- **Task**:
For the records shown below, return an exact copy that excludes the pictures.

- **Data shown**:
***

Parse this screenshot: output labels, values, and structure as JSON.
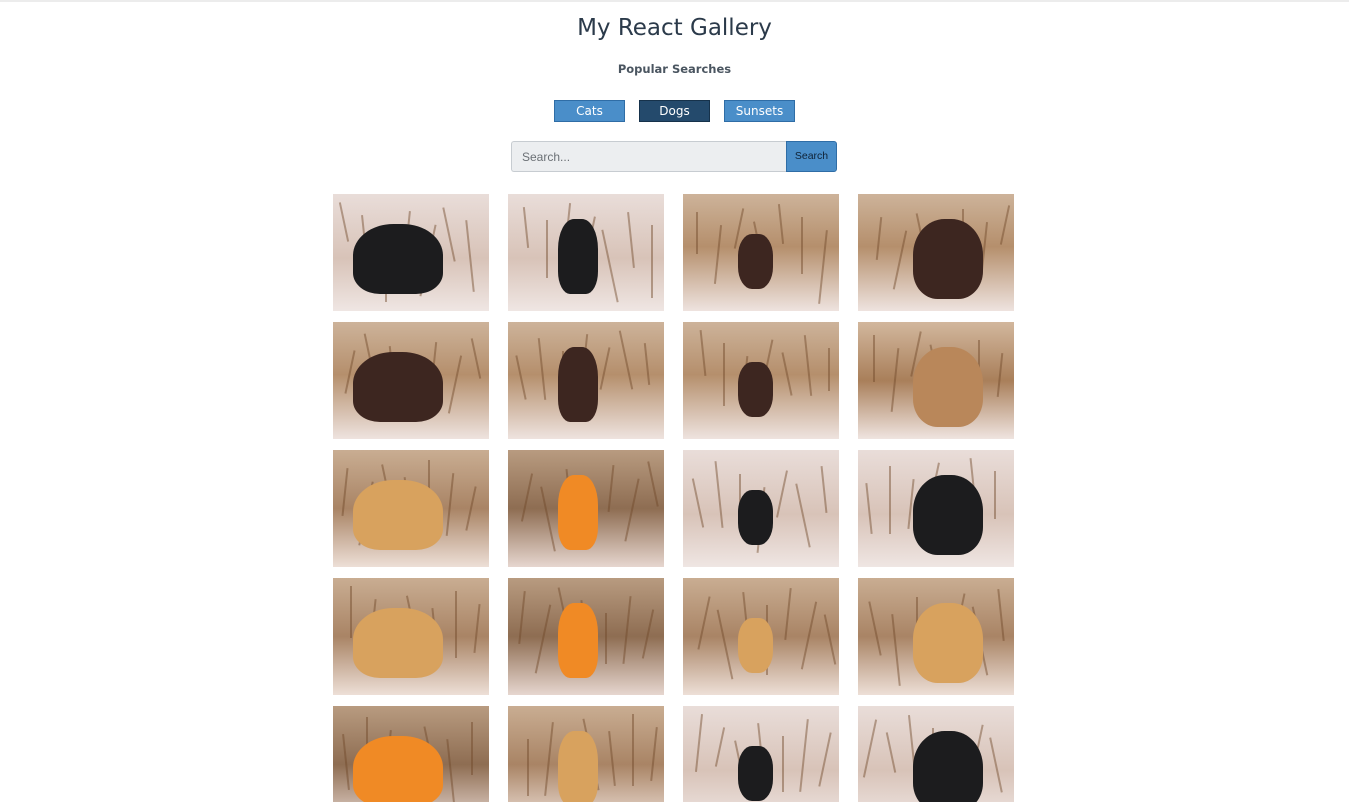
{
  "app": {
    "title": "My React Gallery",
    "subtitle": "Popular Searches"
  },
  "nav": {
    "items": [
      {
        "label": "Cats",
        "active": false
      },
      {
        "label": "Dogs",
        "active": true
      },
      {
        "label": "Sunsets",
        "active": false
      }
    ]
  },
  "search": {
    "placeholder": "Search...",
    "value": "",
    "button_label": "Search"
  },
  "colors": {
    "button": "#4a8ec9",
    "button_active": "#244a6c",
    "title": "#2b3a4a"
  },
  "gallery": {
    "photos": [
      {
        "subject": "black-dog"
      },
      {
        "subject": "black-dog"
      },
      {
        "subject": "brown-dog"
      },
      {
        "subject": "brown-dog"
      },
      {
        "subject": "brown-dog"
      },
      {
        "subject": "brown-dog"
      },
      {
        "subject": "brown-dog"
      },
      {
        "subject": "field"
      },
      {
        "subject": "yellow-dog"
      },
      {
        "subject": "hunter"
      },
      {
        "subject": "black-dog"
      },
      {
        "subject": "black-dog"
      },
      {
        "subject": "yellow-dog"
      },
      {
        "subject": "hunter"
      },
      {
        "subject": "yellow-dog"
      },
      {
        "subject": "yellow-dog"
      },
      {
        "subject": "hunter"
      },
      {
        "subject": "yellow-dog"
      },
      {
        "subject": "black-dog"
      },
      {
        "subject": "black-dog"
      }
    ]
  }
}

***

- **Task result**:
Parse this screenshot: output labels, values, and structure as JSON.
{
  "app": {
    "title": "My React Gallery",
    "subtitle": "Popular Searches"
  },
  "nav": {
    "items": [
      {
        "label": "Cats",
        "active": false
      },
      {
        "label": "Dogs",
        "active": true
      },
      {
        "label": "Sunsets",
        "active": false
      }
    ]
  },
  "search": {
    "placeholder": "Search...",
    "value": "",
    "button_label": "Search"
  },
  "colors": {
    "button": "#4a8ec9",
    "button_active": "#244a6c",
    "title": "#2b3a4a"
  },
  "gallery": {
    "photos": [
      {
        "subject": "black-dog"
      },
      {
        "subject": "black-dog"
      },
      {
        "subject": "brown-dog"
      },
      {
        "subject": "brown-dog"
      },
      {
        "subject": "brown-dog"
      },
      {
        "subject": "brown-dog"
      },
      {
        "subject": "brown-dog"
      },
      {
        "subject": "field"
      },
      {
        "subject": "yellow-dog"
      },
      {
        "subject": "hunter"
      },
      {
        "subject": "black-dog"
      },
      {
        "subject": "black-dog"
      },
      {
        "subject": "yellow-dog"
      },
      {
        "subject": "hunter"
      },
      {
        "subject": "yellow-dog"
      },
      {
        "subject": "yellow-dog"
      },
      {
        "subject": "hunter"
      },
      {
        "subject": "yellow-dog"
      },
      {
        "subject": "black-dog"
      },
      {
        "subject": "black-dog"
      }
    ]
  }
}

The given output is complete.